Brisingr is a well executed follow up to Eragon and Eldest. It moves at a brisk and almost business like pace, only dragging slightly near the center of the book, as Eragon and Saphira struggle to fulfill their promises. Readers will be glad to see that the duo, Eragon especially, has not been placed upon a lofty pedestal, and still admit ignorance at times, an element that adds just the right touch of plausibility to the book.


Paolini's descriptive writing is becoming easily recognizable, and his ability to draw similes and metaphors between the most unlikely objects only adds to his appeal, and contrary to what one might expect, will draw in reluctant readers. Like with the prequels, the author cleverly manages to sneak in colorful myths and historical stories into the book that only add the reality and vividness of Alagaesia, and make for a more engaging read.


The plot of Brisingr is a little less developed than its prequels, and seems to serve more as a segue between the first two books and the conclusion of the lively series, although the revelation of certain secrets and the suspense and tension Paolini weaves into the pages will go a ways in making Brisingr a quick read. Seasoned Paolini fans will enjoy Brisingr, and be eager to move on to the final book.

I'm Baaaack...

Hi there everyone,

Sorry for the long absence...the stomach flu was busy kicking my butt, and I was not in the blogging mood. I was, however, in the reading mood, so expect some reviews up real quick, especially since one of the big perks of being a panelist for the Cybils (review copies!) has started to show up, and I've got more than enough to read.

Hope you're having a great Monday, and check back soon for loads of reviews!

Cheers,

TCR

Saturday, November 1, 2008

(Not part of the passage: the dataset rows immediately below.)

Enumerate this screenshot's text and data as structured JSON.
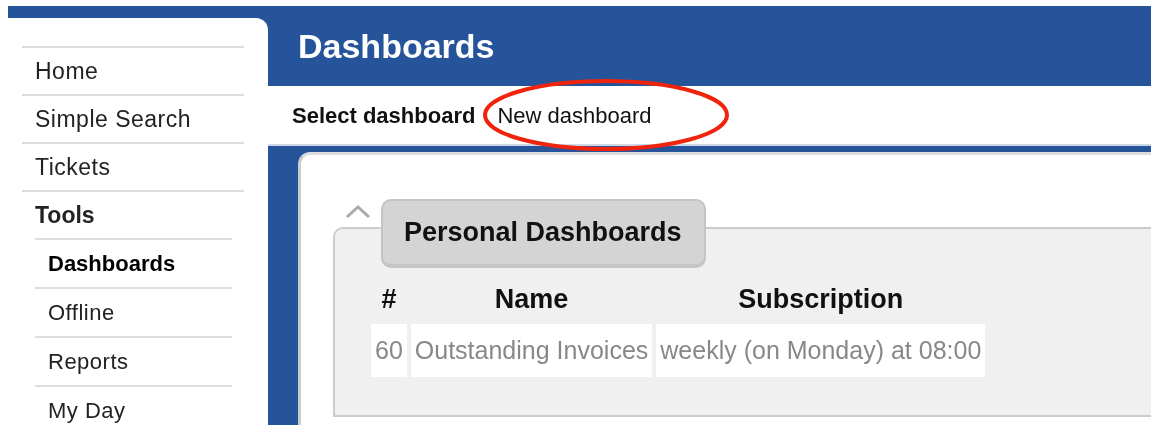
{
  "sidebar": {
    "items": [
      {
        "label": "Home",
        "kind": "item",
        "selected": false
      },
      {
        "label": "Simple Search",
        "kind": "item",
        "selected": false
      },
      {
        "label": "Tickets",
        "kind": "item",
        "selected": false
      },
      {
        "label": "Tools",
        "kind": "section",
        "selected": false,
        "children": [
          {
            "label": "Dashboards",
            "selected": true
          },
          {
            "label": "Offline",
            "selected": false
          },
          {
            "label": "Reports",
            "selected": false
          },
          {
            "label": "My Day",
            "selected": false
          }
        ]
      }
    ]
  },
  "page": {
    "title": "Dashboards"
  },
  "toolbar": {
    "label": "Select dashboard",
    "link": {
      "label": "New dashboard",
      "highlighted": true
    }
  },
  "panel": {
    "title": "Personal Dashboards",
    "expanded": true,
    "table": {
      "columns": [
        "#",
        "Name",
        "Subscription"
      ],
      "rows": [
        [
          "60",
          "Outstanding Invoices",
          "weekly (on Monday) at 08:00"
        ]
      ]
    }
  }
}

How to Ditch Your Fairy by Justine Larbalestier


Having a parking fairy may seem like a good thing at first—but compared to her best friend's shopping fairy and her nemesis's all the boys like you fairy, Charlie can't help loathe her good parking spot scoring fairy, especially since she can't even drive, and all anyone wants is to have her ride shotgun. But Charlie's been working on a plan to flush out her unconventional fairy by walking absolutely everywhere in the hopes her parking fairy will flee and be replaced by a much more agreeable one—which is turning out to be more trouble than she originally predicted. And desperate times call for desperate measures...

How to Ditch Your Fairy is a wonderfully entertaining and imaginative read whose unconventional plot draws the reader in instantly. Extra kudos to Justine Larbalestier for creating such an amazing and completely convincing world, complete with its own slang, that really goes the extra mile into beguiling and gripping readers. Charlie is a spunky, fun, and hilarious character whose frustration is palpable and whose many wild (and occasionally death-defying) escapades, along with her frank narration, will have readers roaring in laughter. While the conclusion may have been wrapped up a little easily, readers will be able to easily overlook it and instead happily acknowledge the fact that the bursting energy and wit of Larbalestier's writing is simply irresistible.